** What is being asked **
Would you please state how many lines in the entries contain the word "import"? Only the number should be given.

======== Dataset records

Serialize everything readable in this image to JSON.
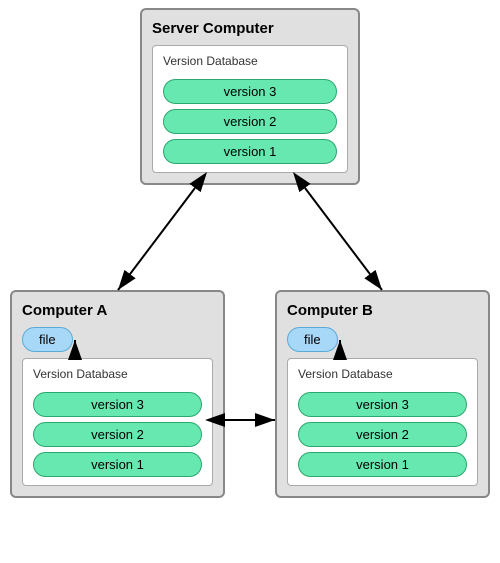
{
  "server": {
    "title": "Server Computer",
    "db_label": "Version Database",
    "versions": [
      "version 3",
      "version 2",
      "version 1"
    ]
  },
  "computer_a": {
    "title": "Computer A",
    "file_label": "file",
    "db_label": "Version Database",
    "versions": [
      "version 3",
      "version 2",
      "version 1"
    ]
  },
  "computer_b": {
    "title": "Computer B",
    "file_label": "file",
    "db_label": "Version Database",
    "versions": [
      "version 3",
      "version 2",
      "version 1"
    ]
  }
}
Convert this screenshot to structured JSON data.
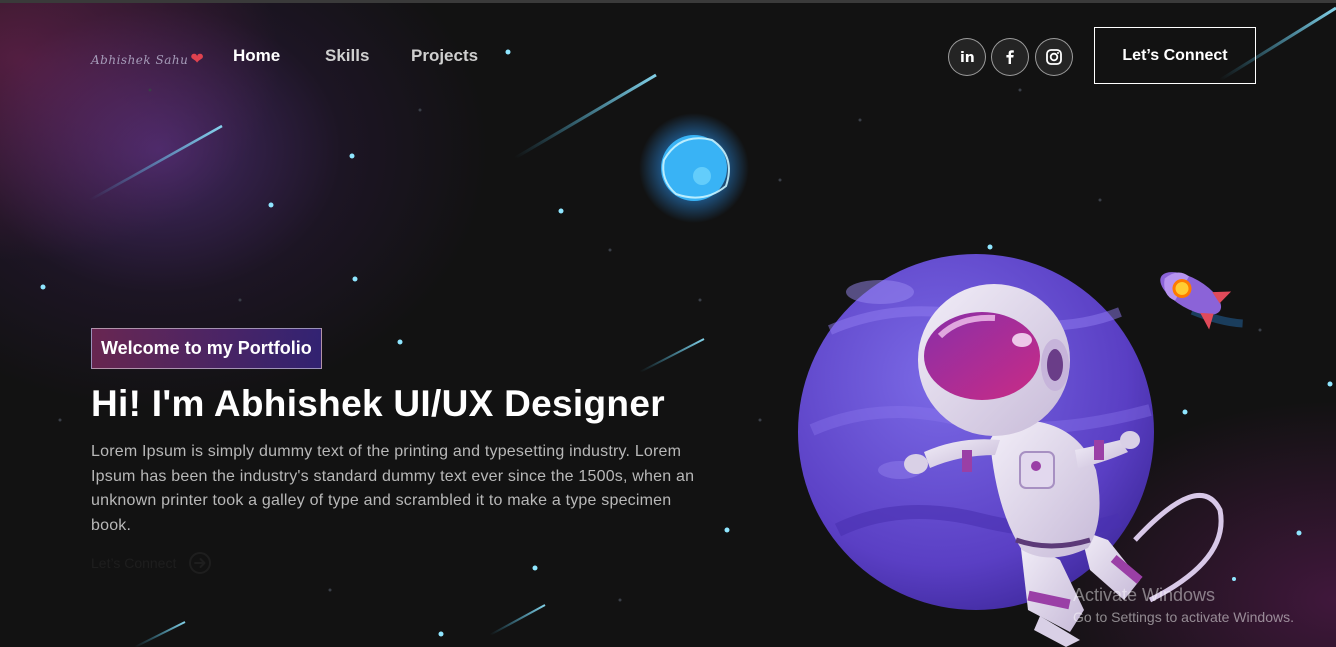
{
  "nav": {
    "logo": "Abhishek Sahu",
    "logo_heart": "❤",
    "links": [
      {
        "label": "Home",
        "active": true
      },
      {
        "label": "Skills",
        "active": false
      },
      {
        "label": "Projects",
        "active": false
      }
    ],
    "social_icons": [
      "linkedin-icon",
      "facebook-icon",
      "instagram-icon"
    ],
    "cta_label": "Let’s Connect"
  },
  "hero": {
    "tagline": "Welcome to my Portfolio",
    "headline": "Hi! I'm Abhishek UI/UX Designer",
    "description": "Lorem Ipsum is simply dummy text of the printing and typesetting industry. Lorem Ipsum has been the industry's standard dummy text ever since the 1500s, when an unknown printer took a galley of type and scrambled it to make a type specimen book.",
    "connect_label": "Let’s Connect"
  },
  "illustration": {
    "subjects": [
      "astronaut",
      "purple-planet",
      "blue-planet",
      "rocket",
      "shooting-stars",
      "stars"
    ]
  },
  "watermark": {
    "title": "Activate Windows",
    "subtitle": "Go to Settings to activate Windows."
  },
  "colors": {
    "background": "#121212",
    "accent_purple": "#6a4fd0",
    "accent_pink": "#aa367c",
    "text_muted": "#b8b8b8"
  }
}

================
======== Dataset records

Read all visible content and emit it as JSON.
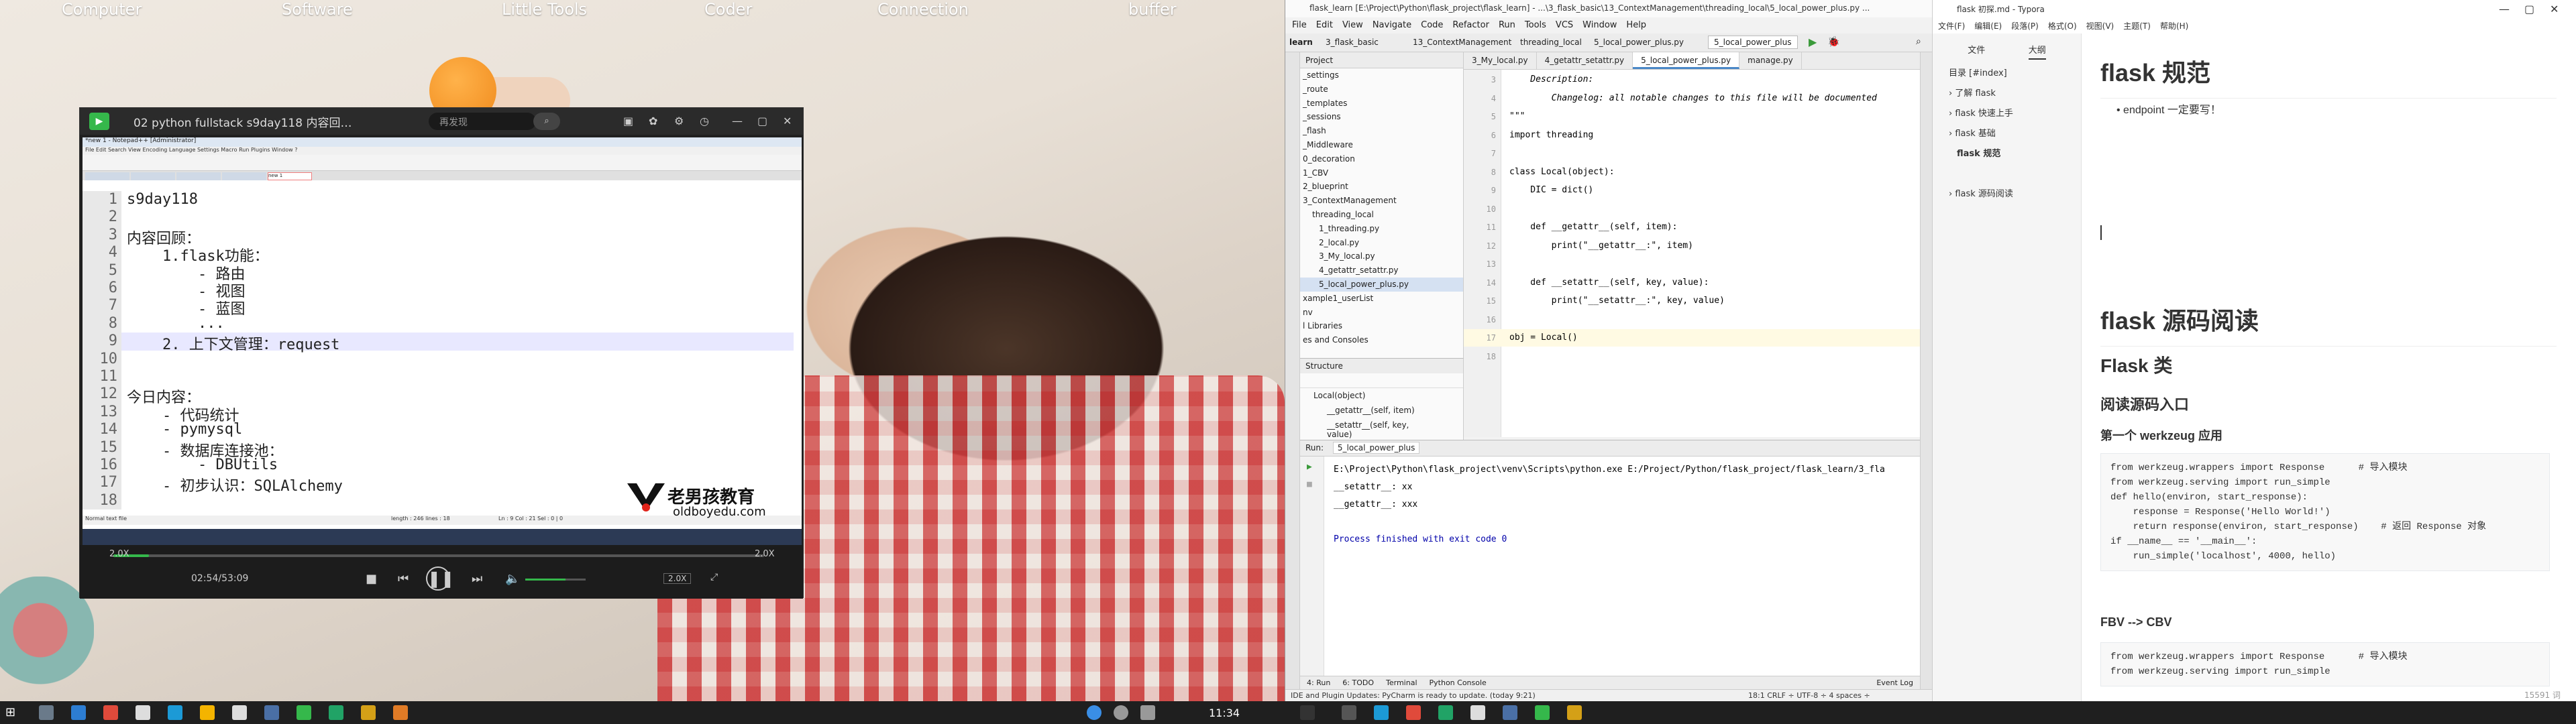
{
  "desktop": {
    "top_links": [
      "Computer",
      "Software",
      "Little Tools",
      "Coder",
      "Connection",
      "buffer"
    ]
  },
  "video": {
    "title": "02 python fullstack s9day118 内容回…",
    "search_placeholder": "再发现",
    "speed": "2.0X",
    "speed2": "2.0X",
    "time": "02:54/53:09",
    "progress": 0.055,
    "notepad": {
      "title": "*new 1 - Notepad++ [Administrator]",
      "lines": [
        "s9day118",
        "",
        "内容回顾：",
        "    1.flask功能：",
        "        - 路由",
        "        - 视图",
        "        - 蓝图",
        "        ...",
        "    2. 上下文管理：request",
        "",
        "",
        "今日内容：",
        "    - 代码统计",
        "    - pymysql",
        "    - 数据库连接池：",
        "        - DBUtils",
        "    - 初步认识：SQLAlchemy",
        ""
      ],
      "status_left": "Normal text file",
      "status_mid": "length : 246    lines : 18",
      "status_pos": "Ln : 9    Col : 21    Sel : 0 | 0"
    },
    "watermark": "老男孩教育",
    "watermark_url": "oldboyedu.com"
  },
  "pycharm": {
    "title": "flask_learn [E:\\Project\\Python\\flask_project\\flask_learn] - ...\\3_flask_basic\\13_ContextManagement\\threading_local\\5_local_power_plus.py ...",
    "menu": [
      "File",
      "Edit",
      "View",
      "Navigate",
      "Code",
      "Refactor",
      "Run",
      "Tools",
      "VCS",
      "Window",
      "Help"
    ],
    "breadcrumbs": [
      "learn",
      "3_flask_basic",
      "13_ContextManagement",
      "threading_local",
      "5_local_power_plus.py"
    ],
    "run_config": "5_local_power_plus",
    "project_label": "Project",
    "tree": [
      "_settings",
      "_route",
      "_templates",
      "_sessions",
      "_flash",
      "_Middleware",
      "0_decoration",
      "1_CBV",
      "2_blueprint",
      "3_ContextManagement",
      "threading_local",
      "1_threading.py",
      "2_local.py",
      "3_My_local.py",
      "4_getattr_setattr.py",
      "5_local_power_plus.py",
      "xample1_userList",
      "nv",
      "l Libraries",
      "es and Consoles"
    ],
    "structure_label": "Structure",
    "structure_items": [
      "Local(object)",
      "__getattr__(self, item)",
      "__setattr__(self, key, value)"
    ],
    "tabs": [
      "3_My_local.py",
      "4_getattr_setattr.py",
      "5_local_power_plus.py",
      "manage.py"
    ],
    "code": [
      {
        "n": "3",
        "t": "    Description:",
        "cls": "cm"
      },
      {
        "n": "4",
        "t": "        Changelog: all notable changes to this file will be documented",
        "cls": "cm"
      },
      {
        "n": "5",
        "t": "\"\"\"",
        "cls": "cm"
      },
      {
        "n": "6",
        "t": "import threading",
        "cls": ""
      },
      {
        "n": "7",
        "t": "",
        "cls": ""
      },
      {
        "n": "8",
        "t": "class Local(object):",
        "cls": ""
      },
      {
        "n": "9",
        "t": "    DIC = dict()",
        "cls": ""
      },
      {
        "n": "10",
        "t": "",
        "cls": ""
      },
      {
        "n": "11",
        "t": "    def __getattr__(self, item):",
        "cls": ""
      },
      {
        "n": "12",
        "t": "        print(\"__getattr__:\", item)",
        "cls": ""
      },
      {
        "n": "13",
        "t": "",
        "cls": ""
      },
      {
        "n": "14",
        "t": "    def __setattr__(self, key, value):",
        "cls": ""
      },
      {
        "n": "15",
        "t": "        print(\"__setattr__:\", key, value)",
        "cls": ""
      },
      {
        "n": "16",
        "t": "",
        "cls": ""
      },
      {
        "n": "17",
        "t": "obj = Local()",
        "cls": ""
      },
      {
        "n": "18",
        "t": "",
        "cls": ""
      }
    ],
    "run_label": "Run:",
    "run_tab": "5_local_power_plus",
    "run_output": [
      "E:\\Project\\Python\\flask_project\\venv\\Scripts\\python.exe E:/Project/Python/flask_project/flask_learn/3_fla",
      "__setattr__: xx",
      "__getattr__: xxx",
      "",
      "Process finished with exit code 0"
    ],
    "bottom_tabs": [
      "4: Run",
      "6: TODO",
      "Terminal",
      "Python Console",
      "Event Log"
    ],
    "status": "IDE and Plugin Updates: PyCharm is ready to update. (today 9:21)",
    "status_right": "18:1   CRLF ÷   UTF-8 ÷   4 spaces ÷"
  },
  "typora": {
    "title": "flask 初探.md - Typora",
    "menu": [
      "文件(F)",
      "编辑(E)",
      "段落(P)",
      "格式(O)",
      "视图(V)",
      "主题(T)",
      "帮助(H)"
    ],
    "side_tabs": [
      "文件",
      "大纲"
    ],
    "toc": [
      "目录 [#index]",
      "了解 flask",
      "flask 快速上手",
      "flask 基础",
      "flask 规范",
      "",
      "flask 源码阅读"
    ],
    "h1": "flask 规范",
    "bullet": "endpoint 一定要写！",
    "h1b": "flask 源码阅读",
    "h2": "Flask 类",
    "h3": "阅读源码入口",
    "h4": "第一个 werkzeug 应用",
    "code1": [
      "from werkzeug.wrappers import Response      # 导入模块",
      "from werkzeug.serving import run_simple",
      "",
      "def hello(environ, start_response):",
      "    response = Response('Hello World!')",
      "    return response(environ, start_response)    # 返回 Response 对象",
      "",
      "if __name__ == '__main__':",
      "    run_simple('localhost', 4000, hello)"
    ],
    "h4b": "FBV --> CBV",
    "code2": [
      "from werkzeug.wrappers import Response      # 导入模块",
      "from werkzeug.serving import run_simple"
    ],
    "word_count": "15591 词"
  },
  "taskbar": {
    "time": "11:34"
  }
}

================
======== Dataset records

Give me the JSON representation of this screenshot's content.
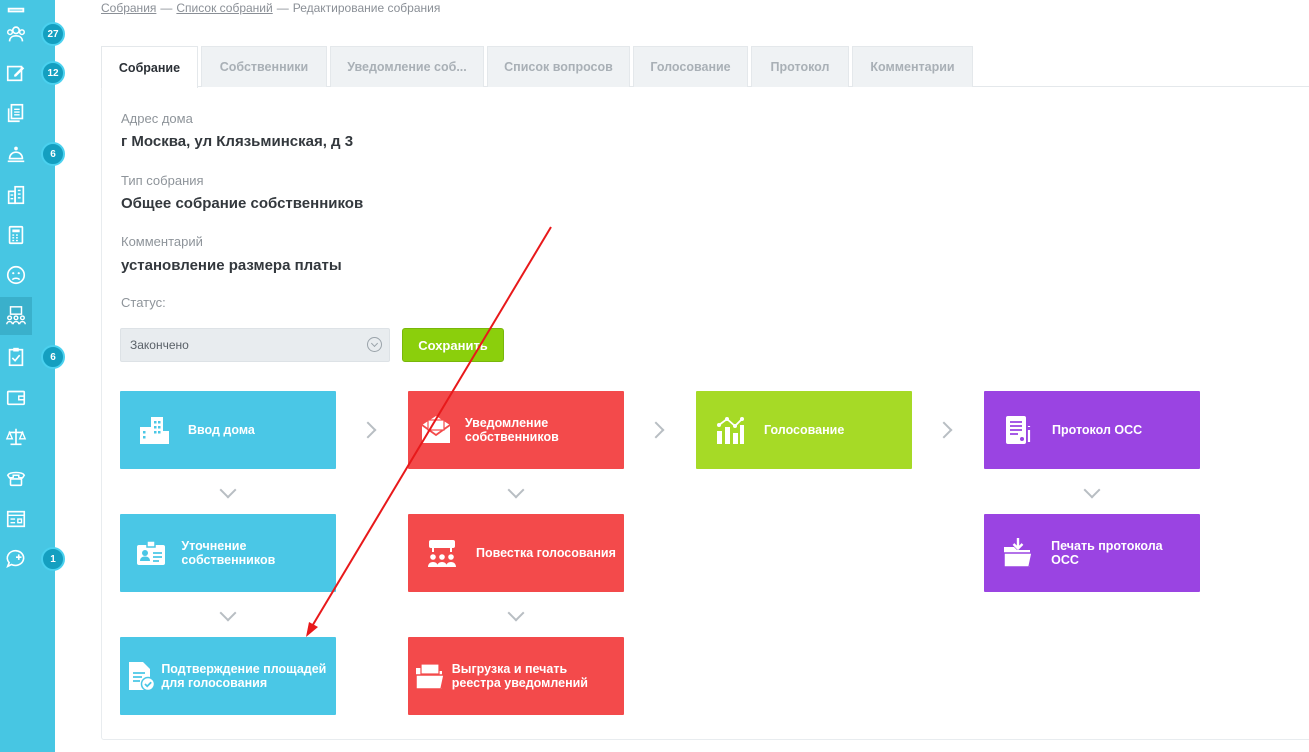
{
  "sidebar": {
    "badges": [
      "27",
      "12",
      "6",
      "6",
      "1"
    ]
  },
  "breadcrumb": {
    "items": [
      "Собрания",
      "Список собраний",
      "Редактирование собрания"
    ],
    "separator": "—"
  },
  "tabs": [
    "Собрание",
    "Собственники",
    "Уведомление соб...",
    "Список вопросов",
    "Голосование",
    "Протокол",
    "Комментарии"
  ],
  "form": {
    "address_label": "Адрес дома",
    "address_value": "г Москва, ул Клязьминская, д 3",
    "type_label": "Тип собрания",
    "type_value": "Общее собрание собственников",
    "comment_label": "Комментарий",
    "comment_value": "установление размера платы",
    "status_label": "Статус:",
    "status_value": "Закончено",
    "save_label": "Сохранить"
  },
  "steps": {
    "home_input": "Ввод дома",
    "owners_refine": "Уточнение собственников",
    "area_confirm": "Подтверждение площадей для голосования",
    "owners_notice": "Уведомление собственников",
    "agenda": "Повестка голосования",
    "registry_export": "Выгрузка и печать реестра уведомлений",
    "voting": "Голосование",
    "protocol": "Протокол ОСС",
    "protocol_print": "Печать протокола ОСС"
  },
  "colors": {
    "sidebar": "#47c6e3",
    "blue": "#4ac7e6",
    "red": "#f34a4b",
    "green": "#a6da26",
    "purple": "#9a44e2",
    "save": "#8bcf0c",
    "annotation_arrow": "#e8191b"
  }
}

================

** Task output **
5